Segment Start: DATA EXTRACTS

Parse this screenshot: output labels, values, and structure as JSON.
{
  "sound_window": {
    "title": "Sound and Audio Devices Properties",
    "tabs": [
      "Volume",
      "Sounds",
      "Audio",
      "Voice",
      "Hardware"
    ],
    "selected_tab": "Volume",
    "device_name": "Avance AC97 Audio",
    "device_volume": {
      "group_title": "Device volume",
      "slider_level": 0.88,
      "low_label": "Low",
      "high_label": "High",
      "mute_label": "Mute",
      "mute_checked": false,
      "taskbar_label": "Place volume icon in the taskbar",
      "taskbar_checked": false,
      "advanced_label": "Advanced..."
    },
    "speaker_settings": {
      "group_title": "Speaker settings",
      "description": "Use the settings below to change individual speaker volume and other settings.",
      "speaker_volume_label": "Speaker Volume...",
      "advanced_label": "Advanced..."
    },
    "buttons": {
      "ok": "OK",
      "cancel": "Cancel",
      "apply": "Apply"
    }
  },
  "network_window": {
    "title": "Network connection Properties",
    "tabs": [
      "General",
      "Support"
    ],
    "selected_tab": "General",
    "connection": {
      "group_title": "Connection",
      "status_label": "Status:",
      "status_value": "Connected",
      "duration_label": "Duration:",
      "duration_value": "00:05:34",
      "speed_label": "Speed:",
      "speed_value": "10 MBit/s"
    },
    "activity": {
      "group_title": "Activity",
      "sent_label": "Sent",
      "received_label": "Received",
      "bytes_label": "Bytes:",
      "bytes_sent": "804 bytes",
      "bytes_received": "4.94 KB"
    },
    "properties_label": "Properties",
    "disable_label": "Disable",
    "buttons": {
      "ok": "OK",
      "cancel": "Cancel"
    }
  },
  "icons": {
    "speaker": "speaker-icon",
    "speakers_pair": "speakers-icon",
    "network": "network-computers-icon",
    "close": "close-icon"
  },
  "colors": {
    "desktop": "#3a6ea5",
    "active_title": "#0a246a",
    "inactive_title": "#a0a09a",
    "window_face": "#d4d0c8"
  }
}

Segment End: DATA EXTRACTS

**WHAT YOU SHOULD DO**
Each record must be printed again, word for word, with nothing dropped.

**ANSWER FOR THIS EXERCISE**
Parse this screenshot: output labels, values, and structure as JSON.
{
  "sound_window": {
    "title": "Sound and Audio Devices Properties",
    "tabs": [
      "Volume",
      "Sounds",
      "Audio",
      "Voice",
      "Hardware"
    ],
    "selected_tab": "Volume",
    "device_name": "Avance AC97 Audio",
    "device_volume": {
      "group_title": "Device volume",
      "slider_level": 0.88,
      "low_label": "Low",
      "high_label": "High",
      "mute_label": "Mute",
      "mute_checked": false,
      "taskbar_label": "Place volume icon in the taskbar",
      "taskbar_checked": false,
      "advanced_label": "Advanced..."
    },
    "speaker_settings": {
      "group_title": "Speaker settings",
      "description": "Use the settings below to change individual speaker volume and other settings.",
      "speaker_volume_label": "Speaker Volume...",
      "advanced_label": "Advanced..."
    },
    "buttons": {
      "ok": "OK",
      "cancel": "Cancel",
      "apply": "Apply"
    }
  },
  "network_window": {
    "title": "Network connection Properties",
    "tabs": [
      "General",
      "Support"
    ],
    "selected_tab": "General",
    "connection": {
      "group_title": "Connection",
      "status_label": "Status:",
      "status_value": "Connected",
      "duration_label": "Duration:",
      "duration_value": "00:05:34",
      "speed_label": "Speed:",
      "speed_value": "10 MBit/s"
    },
    "activity": {
      "group_title": "Activity",
      "sent_label": "Sent",
      "received_label": "Received",
      "bytes_label": "Bytes:",
      "bytes_sent": "804 bytes",
      "bytes_received": "4.94 KB"
    },
    "properties_label": "Properties",
    "disable_label": "Disable",
    "buttons": {
      "ok": "OK",
      "cancel": "Cancel"
    }
  },
  "icons": {
    "speaker": "speaker-icon",
    "speakers_pair": "speakers-icon",
    "network": "network-computers-icon",
    "close": "close-icon"
  },
  "colors": {
    "desktop": "#3a6ea5",
    "active_title": "#0a246a",
    "inactive_title": "#a0a09a",
    "window_face": "#d4d0c8"
  }
}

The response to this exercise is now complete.